Corporate companies have competed to showcase who is the better women employer and who is the best patriot, through their social media platforms. It seems that as years go by, the competition intensifies with the respective marketing teams coming up with the most original social media concept for these celebrations. With discounts in spas, roses being offered to women in the workplace, and women being pampered on International Women’s Day and the number of merchandises being sold for Independence Day, the essence of the celebrations might gradually be lost, and become similar to Mothers’ Day and Valentine’s Day.

On the occasion of International Women’s Day, politicians have delivered the perfunctory discourse “de circonstance” which ranged from the inclusion of women in politics (like we’ve never heard that before) to the blatant asking of votes for the coming elections, to the proposal of 9 months maternity leave, only to be ridiculously retracted a couple of days later. For Independence Day, they encouraged “unity in diversity” while shamelessly engaging into sectarian politics every other day.

For the reasons above, an important question begs itself: what is done from one commemoration day to the other? Is being patriot or a supporter of women limited to one day? What actions are carried out throughout the year to sustain such actions? How far do corporate companies go to make the workplace a better support system for pregnant or lactating women, or parents in general, all year round? How inclusive are corporate companies with regard to the employment of the disabled, the elimination of racial and gender prejudice and discrimination? What is being done on the political front without reducing women to a quota that needs to be respected?
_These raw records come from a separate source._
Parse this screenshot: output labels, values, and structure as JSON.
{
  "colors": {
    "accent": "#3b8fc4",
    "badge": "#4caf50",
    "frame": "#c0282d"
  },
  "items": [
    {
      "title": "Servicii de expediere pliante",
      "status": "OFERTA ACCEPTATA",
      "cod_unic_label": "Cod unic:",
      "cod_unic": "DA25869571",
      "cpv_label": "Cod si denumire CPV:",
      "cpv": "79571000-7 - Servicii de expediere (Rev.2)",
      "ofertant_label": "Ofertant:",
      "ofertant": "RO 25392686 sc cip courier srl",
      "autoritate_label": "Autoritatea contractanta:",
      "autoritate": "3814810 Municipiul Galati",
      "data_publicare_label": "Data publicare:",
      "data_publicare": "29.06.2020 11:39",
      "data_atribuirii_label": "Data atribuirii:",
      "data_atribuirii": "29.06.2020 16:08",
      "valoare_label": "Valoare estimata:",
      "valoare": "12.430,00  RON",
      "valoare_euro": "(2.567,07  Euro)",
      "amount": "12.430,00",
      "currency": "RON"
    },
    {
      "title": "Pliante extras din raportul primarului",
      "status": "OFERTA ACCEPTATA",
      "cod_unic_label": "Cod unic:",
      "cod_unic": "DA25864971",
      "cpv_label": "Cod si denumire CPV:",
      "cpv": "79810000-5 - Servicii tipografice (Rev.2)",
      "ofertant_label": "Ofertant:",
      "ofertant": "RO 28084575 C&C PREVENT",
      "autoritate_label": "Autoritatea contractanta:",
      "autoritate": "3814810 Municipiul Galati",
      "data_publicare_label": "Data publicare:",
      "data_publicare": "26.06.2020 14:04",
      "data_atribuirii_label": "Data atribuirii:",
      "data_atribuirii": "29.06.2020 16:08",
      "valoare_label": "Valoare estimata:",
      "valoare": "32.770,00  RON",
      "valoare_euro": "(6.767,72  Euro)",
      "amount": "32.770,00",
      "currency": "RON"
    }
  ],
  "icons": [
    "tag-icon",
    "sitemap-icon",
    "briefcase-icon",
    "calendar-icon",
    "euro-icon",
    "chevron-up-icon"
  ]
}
The real challenge, in fact, lies with the emerging generation. They are being exposed to all these discourses and will only make what they are taught and perceive of them. Which is why, it is all the more important to start conversations on the importance of and the roots of these commemorative days and turn these conversations into everyday actions, undertaken by young and old, collectively. Once these actions become part of everyday life, it is only a matter of time before patriotism and gender equality and respect become the norm and not limited to special commemorative days to be recuperated by self-serving agendas.